Bland. Bland, bland, bland.
Why, you may ask, am I telling you this? Let me tell you.
I am telling you this because it teaches some valuable lessons about cooking. One, that not everything you make will be good. Two, that some things will be bad. And three, that the recipe is never sacred.
Taste copiously while you cook to make sure that it’ll turn out all right, and if it doesn’t taste good, add something new, like horseradish or cumin or caraway seeds. » Continue reading this post…
There’s this thing we do in my family which is our way of letting each other know that one of us is in the way of the other. The key to understanding this action is that there are absolutely no words involved. Say, for instance, that I’m standing at the silverware drawer, putting away the knives and forks, and my mother needs a skillet from the cabinet that’s directly behind me. Instead of saying, “Excuse me, could I grab a skillet from the cabinet directly behind you,” she maneuvers me out of the way with her hip, grabs the skillet around the still open silverware drawer, and leaves me wondering what happened as I find myself four feet away from the drawer with a lonely spoon dangling from my fingers.

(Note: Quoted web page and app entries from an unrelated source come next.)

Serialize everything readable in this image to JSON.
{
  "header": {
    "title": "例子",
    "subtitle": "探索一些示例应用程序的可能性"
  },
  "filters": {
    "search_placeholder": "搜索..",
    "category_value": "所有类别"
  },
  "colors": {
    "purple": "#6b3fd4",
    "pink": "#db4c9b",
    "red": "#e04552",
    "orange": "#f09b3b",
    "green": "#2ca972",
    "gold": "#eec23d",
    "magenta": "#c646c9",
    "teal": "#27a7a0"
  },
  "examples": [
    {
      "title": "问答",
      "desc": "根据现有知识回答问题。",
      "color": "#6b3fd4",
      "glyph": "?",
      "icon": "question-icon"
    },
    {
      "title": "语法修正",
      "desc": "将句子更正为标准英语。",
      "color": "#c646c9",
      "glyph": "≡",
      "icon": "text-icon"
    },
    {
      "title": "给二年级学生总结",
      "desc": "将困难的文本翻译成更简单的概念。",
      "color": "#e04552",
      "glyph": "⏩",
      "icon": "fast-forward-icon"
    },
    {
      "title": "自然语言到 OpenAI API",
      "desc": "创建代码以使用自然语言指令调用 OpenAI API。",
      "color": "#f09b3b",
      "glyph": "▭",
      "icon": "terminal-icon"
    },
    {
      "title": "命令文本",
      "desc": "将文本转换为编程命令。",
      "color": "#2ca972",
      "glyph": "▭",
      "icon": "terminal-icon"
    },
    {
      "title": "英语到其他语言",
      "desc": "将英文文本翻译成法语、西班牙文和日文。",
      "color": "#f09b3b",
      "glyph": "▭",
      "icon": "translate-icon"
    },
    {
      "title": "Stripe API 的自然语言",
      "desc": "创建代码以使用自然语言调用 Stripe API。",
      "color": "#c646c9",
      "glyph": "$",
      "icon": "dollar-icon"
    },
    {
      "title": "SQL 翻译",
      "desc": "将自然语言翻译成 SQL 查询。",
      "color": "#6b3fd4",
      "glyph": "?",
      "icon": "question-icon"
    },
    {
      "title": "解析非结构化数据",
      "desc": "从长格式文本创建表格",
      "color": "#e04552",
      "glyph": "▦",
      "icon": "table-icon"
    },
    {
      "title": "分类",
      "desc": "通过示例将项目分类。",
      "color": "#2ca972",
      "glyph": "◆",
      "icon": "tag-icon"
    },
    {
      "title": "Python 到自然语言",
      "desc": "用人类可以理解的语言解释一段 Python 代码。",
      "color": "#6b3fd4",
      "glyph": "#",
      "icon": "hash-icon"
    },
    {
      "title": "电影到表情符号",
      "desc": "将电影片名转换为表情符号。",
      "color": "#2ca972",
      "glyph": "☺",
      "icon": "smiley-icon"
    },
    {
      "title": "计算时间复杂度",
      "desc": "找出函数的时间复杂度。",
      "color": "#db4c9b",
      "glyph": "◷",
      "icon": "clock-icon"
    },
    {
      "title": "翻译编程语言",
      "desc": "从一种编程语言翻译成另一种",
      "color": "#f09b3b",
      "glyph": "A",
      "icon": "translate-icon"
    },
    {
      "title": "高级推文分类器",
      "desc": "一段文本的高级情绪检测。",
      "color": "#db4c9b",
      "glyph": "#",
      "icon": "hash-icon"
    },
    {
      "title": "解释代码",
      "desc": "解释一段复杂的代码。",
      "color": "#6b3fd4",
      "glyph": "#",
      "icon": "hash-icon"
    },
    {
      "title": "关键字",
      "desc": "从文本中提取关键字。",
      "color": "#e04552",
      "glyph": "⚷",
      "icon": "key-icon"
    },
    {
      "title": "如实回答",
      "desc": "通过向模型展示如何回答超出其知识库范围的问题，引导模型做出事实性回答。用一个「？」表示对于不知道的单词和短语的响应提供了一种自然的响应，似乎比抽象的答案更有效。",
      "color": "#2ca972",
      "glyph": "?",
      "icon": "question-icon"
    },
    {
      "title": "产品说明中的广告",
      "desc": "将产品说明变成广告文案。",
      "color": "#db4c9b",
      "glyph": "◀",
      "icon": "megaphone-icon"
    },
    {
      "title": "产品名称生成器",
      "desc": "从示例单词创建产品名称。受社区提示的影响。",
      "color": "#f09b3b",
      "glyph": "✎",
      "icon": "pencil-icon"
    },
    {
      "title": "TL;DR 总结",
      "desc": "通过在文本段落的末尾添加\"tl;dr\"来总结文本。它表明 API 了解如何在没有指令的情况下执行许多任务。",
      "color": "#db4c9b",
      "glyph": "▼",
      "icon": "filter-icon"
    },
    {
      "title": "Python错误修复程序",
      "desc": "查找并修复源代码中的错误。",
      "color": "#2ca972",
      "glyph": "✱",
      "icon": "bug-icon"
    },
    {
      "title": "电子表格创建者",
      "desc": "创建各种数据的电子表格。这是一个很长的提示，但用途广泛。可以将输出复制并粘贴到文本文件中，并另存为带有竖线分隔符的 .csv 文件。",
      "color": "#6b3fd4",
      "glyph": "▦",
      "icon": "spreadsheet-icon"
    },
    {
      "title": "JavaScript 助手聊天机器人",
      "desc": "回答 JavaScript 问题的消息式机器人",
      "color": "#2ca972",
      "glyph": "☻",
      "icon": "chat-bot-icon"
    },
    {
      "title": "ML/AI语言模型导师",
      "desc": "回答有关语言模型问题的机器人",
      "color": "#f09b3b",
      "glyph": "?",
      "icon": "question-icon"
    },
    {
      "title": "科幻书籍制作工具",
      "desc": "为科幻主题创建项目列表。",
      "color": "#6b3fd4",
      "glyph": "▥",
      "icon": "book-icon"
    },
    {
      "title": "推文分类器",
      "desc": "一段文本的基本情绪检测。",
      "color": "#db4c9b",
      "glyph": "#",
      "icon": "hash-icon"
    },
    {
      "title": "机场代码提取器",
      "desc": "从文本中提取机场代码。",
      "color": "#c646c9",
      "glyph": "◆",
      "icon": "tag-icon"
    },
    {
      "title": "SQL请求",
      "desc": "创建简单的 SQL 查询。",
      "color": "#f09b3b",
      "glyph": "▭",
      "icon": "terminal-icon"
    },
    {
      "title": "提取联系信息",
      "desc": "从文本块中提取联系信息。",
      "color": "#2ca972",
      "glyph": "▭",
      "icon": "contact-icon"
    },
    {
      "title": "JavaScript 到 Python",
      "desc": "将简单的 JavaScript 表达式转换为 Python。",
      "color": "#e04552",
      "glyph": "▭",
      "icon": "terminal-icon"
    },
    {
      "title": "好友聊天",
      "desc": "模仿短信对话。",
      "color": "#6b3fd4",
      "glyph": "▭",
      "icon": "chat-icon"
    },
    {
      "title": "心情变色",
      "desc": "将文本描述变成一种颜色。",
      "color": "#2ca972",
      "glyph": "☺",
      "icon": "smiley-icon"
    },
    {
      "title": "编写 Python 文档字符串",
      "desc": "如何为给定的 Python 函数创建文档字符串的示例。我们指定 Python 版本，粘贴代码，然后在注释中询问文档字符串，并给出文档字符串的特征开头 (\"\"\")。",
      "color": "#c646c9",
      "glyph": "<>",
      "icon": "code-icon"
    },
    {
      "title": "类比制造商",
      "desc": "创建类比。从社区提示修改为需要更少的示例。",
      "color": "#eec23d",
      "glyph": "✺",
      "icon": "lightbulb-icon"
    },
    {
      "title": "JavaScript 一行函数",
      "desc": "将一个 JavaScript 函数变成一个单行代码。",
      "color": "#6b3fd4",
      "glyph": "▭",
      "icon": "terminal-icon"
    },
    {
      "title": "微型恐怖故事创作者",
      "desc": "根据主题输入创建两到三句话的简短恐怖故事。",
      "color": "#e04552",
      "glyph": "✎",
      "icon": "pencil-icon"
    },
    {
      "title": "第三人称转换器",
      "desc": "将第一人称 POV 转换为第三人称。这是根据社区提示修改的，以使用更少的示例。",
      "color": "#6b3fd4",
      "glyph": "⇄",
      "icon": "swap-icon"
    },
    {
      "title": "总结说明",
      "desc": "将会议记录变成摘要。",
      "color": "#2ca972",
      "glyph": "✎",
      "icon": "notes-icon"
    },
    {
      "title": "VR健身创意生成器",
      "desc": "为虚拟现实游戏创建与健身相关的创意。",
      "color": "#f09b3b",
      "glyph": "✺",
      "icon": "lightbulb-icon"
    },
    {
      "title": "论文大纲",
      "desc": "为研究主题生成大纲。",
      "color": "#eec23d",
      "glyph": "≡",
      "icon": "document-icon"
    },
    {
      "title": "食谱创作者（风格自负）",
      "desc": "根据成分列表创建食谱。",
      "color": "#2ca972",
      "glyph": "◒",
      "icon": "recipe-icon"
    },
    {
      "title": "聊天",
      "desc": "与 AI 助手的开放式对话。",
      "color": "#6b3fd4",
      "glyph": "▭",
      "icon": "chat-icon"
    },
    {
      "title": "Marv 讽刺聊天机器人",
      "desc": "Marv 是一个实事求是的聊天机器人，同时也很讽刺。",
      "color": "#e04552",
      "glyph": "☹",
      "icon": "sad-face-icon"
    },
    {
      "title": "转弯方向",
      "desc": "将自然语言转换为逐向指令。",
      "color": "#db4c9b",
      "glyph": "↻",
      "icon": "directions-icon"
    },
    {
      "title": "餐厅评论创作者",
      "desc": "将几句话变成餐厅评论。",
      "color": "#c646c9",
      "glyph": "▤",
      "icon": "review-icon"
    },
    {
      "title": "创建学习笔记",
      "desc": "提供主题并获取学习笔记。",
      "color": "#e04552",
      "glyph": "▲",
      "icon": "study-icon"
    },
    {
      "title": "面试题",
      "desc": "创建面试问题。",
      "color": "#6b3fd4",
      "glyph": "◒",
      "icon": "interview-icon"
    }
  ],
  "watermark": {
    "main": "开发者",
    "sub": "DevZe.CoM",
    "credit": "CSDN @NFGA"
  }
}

This is normal.
Imagine that times five hundred. This is Easter.
Holidays at my house revolve around food, which means that holidays at my house happen in the kitchen. This Easter, my four other family members plus Elisabeth, a German TA from Gettysburg College, swept through the kitchen in a psychotic, gyrating mess attempting to make a cohesive dinner appear. I was in charge of the menu–molasses and rum rubbed ham, roasted potatoes with caper butter and breadcrumbs, green beans, caramelized pearl onions and grapes, cheddar biscuits, and the coup-de-grace, fennel and lemon glazed cake (which, of course, my younger brothers wouldn’t eat, citing the cake’s “cabbage” content).
Being in charge of Easter is an interesting change of pace for a former holiday peon. One year, you’re the kitchen multi-tool, you peel potatoes, trim green beans, and of course, put together deviled eggs which are always made and never eaten. The next, you’re telling someone else to wash and cut, boil water, and watch as your mother takes charge of the deviled eggs, while you now make sauces, crumble spices to just the right proportions, and prepare the ham. » Continue reading this post…
It’s funny how, despite my multiple heritages, I claim certain aspects more. For example – I claim my Polish heritage more than anything else. But when asked where I’m from in the States, I say the South nine times out of ten.
It is true, I am from the South. I was born in Virginia and now live in North Carolina. But for my more formative years (ages 4 – 18) I lived in New York. I guess my nomadic lifestyle has allowed me to claim the best of either of the worlds.
Easter is the perfect example of my picking and choosing of my heritages. When it comes to Easter, I think of two things: chocolate and ham. Those years I was a vegetarian, I would think: chocolate and yam. Almost ham, but not quite. It’s a joke, roll with it.
As far as the foods though, I claim Southern pride when it comes to chocolate. My grandma’s fudge is pride-worthy. And with ham, or yams for that matter, I go with my Northern grandma and her honied ham and candied yams.
During my last visit to Gretna, Virginia – the home of my dad’s grandparents – I found my grandma’s secret for her devilish fudge: A cookbook from 1939 entitled: The Southern Cook Book of Fine Old Dixie Recipes (a cook book she’s had since they were married.)
This cookbook is a rare find: wooden panels serve as the cover, red yarn as the bindings and pages that don’t adhere to consecutive numbering (page 46 is followed by the index, the title page preceded by page 8).
In addition to the lyrics from antebellum South that border on racist (“Carry dat load on your head, De Lord will bless your good corn bread,” “I’s got a girl in Afriky, She’s az purty az can be”) and recipes that make 1200 gallons of Burgoo, I found my grandma’s recipe for fudge on page 46 (found at the front of the book). » Continue reading this post…